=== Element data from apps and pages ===
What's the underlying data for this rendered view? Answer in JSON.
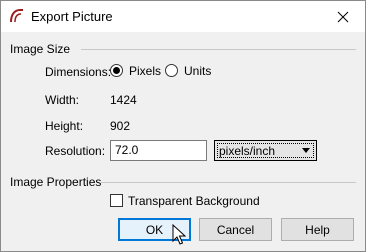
{
  "window": {
    "title": "Export Picture"
  },
  "image_size": {
    "section_label": "Image Size",
    "dimensions_label": "Dimensions:",
    "radio_pixels": "Pixels",
    "radio_units": "Units",
    "selected": "Pixels",
    "width_label": "Width:",
    "width_value": "1424",
    "height_label": "Height:",
    "height_value": "902",
    "resolution_label": "Resolution:",
    "resolution_value": "72.0",
    "resolution_unit": "pixels/inch"
  },
  "image_properties": {
    "section_label": "Image Properties",
    "transparent_label": "Transparent Background",
    "transparent_checked": false
  },
  "buttons": {
    "ok": "OK",
    "cancel": "Cancel",
    "help": "Help"
  },
  "icons": {
    "app": "app-logo-icon",
    "close": "close-icon",
    "cursor": "mouse-pointer-icon"
  }
}
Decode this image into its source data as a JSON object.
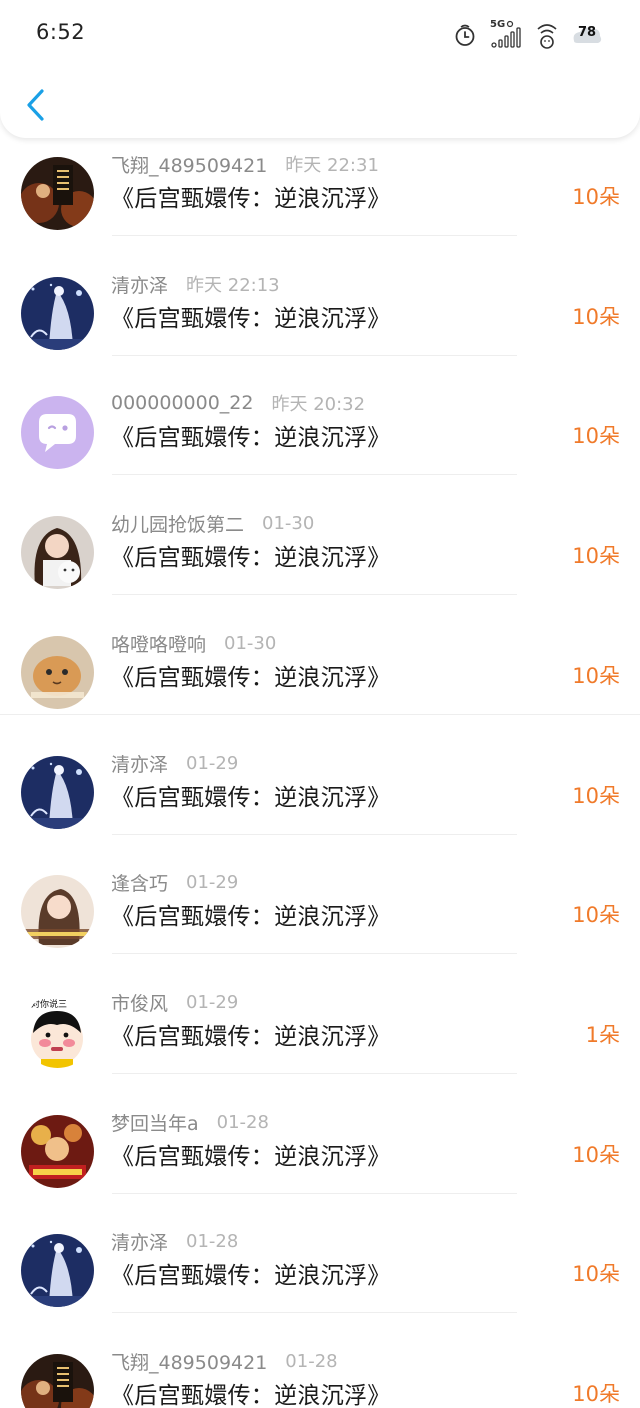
{
  "status_bar": {
    "time": "6:52",
    "network": "5G",
    "battery_level": "78"
  },
  "nav": {
    "back_icon": "chevron-left-icon"
  },
  "colors": {
    "accent": "#1aa0e6",
    "count": "#f07a2a"
  },
  "items": [
    {
      "name": "飞翔_489509421",
      "time": "昨天 22:31",
      "title": "《后宫甄嬛传：逆浪沉浮》",
      "count": "10朵",
      "avatar": "poster-dark"
    },
    {
      "name": "清亦泽",
      "time": "昨天 22:13",
      "title": "《后宫甄嬛传：逆浪沉浮》",
      "count": "10朵",
      "avatar": "night-lady"
    },
    {
      "name": "000000000_22",
      "time": "昨天 20:32",
      "title": "《后宫甄嬛传：逆浪沉浮》",
      "count": "10朵",
      "avatar": "default-chat"
    },
    {
      "name": "幼儿园抢饭第二",
      "time": "01-30",
      "title": "《后宫甄嬛传：逆浪沉浮》",
      "count": "10朵",
      "avatar": "girl-cat"
    },
    {
      "name": "咯噔咯噔响",
      "time": "01-30",
      "title": "《后宫甄嬛传：逆浪沉浮》",
      "count": "10朵",
      "avatar": "cat-meme"
    },
    {
      "name": "清亦泽",
      "time": "01-29",
      "title": "《后宫甄嬛传：逆浪沉浮》",
      "count": "10朵",
      "avatar": "night-lady"
    },
    {
      "name": "逢含巧",
      "time": "01-29",
      "title": "《后宫甄嬛传：逆浪沉浮》",
      "count": "10朵",
      "avatar": "girl-caption"
    },
    {
      "name": "市俊风",
      "time": "01-29",
      "title": "《后宫甄嬛传：逆浪沉浮》",
      "count": "1朵",
      "avatar": "cartoon-face",
      "avatar_caption": "对你说三"
    },
    {
      "name": "梦回当年a",
      "time": "01-28",
      "title": "《后宫甄嬛传：逆浪沉浮》",
      "count": "10朵",
      "avatar": "movie-poster"
    },
    {
      "name": "清亦泽",
      "time": "01-28",
      "title": "《后宫甄嬛传：逆浪沉浮》",
      "count": "10朵",
      "avatar": "night-lady"
    },
    {
      "name": "飞翔_489509421",
      "time": "01-28",
      "title": "《后宫甄嬛传：逆浪沉浮》",
      "count": "10朵",
      "avatar": "poster-dark"
    }
  ]
}
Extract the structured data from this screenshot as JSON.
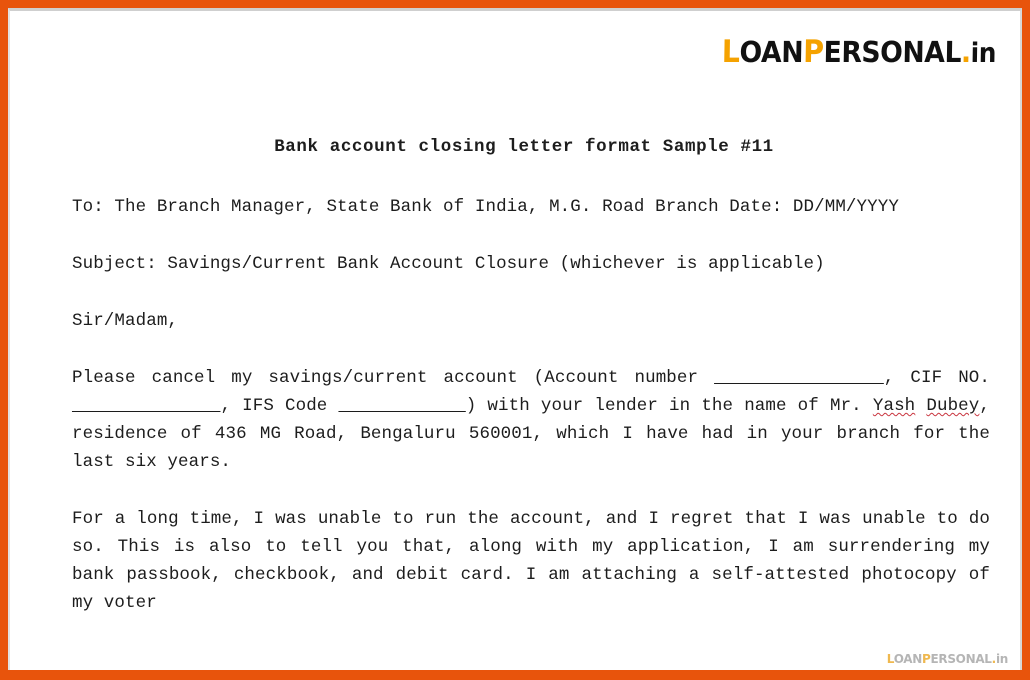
{
  "frame": {
    "border_color": "#E8540C",
    "page_background": "#FFFFFF"
  },
  "brand": {
    "accent_color": "#F5A200",
    "text_color": "#111111",
    "part1": "L",
    "part2": "OAN",
    "part3": "P",
    "part4": "ERSONAL",
    "dot": ".",
    "tld": "in",
    "full_text": "LOANPERSONAL.in"
  },
  "document": {
    "title": "Bank account closing letter format Sample #11",
    "paragraphs": {
      "addressee": "To: The Branch Manager, State Bank of India, M.G. Road Branch Date: DD/MM/YYYY",
      "subject": "Subject: Savings/Current Bank Account Closure (whichever is applicable)",
      "salutation": "Sir/Madam,",
      "body1_a": "Please cancel my savings/current account (Account number",
      "body1_blank1": "________________",
      "body1_b": ", CIF NO.",
      "body1_blank2": "______________",
      "body1_c": ", IFS Code",
      "body1_blank3": "____________",
      "body1_d": ") with your lender in the name of Mr.",
      "body1_name_first": "Yash",
      "body1_name_last": "Dubey",
      "body1_e": ", residence of 436 MG Road, Bengaluru 560001, which I have had in your branch for the last six years.",
      "body2": "For a long time, I was unable to run the account, and I regret that I was unable to do so. This is also to tell you that, along with my application, I am surrendering my bank passbook, checkbook, and debit card. I am attaching a self-attested photocopy of my voter"
    },
    "spellcheck_color": "#C9353F"
  },
  "watermark": {
    "text": "LOANPERSONAL.in"
  }
}
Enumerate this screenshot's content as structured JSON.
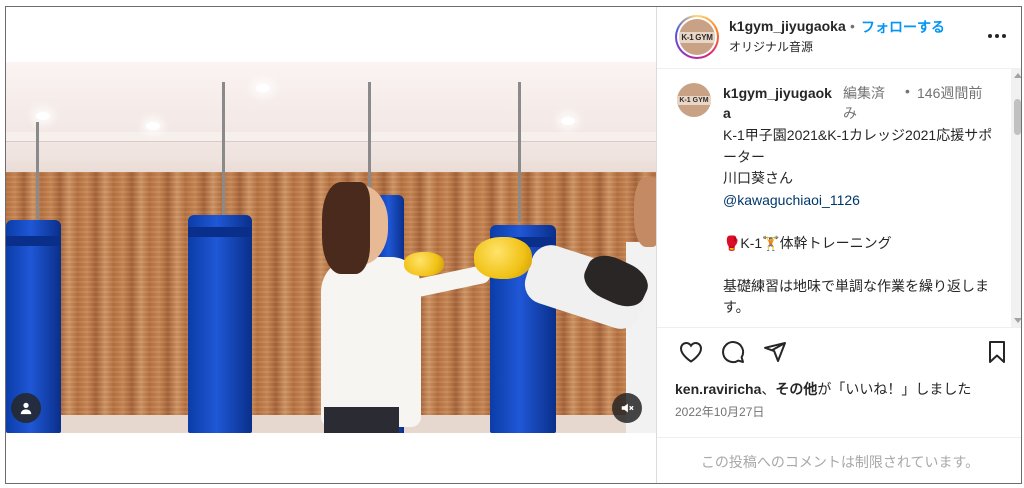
{
  "post": {
    "username": "k1gym_jiyugaoka",
    "separator": "•",
    "follow_label": "フォローする",
    "audio_label": "オリジナル音源",
    "avatar_logo": "K-1 GYM",
    "more_icon": "more-horizontal-icon"
  },
  "caption": {
    "username": "k1gym_jiyugaoka",
    "edited_label": "編集済み",
    "separator": "•",
    "time_label": "146週間前",
    "lines": [
      "K-1甲子園2021&K-1カレッジ2021応援サポーター",
      "川口葵さん"
    ],
    "mention": "@kawaguchiaoi_1126",
    "training_line": "🥊K-1🏋体幹トレーニング",
    "body": "基礎練習は地味で単調な作業を繰り返します。"
  },
  "actions": {
    "like_icon": "heart-icon",
    "comment_icon": "comment-icon",
    "share_icon": "send-icon",
    "save_icon": "bookmark-icon"
  },
  "likes": {
    "user": "ken.raviricha",
    "middle": "、",
    "others": "その他",
    "suffix": "が「いいね！」しました"
  },
  "date": "2022年10月27日",
  "comments_disabled": "この投稿へのコメントは制限されています。",
  "media": {
    "user_icon": "person-icon",
    "mute_icon": "speaker-muted-icon"
  },
  "colors": {
    "accent": "#0095f6",
    "bag_blue": "#1f57d6",
    "muted_text": "#737373"
  }
}
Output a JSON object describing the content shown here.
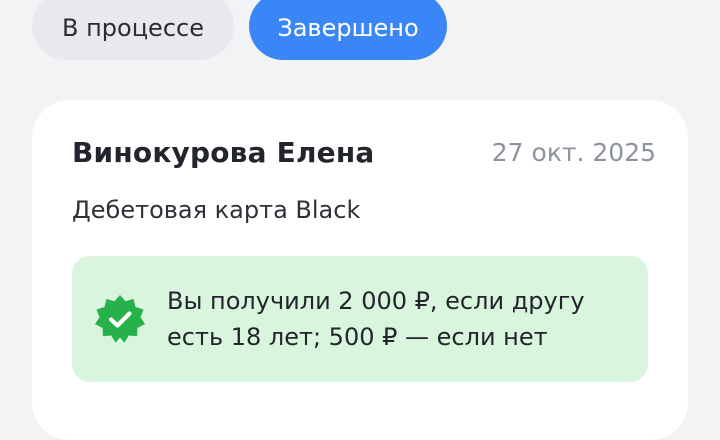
{
  "filters": {
    "in_progress_label": "В процессе",
    "completed_label": "Завершено"
  },
  "card": {
    "name": "Винокурова Елена",
    "date": "27 окт. 2025",
    "product": "Дебетовая карта Black",
    "reward": {
      "icon": "verified-badge-icon",
      "text": "Вы получили 2 000 ₽, если другу есть 18 лет; 500 ₽ — если нет"
    }
  },
  "colors": {
    "accent": "#3b86f7",
    "success_bg": "#d9f5de",
    "success_icon": "#27b14a"
  }
}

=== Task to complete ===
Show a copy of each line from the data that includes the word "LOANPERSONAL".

=== Exercise result ===
    "full_text": "LOANPERSONAL.in"
    "text": "LOANPERSONAL.in"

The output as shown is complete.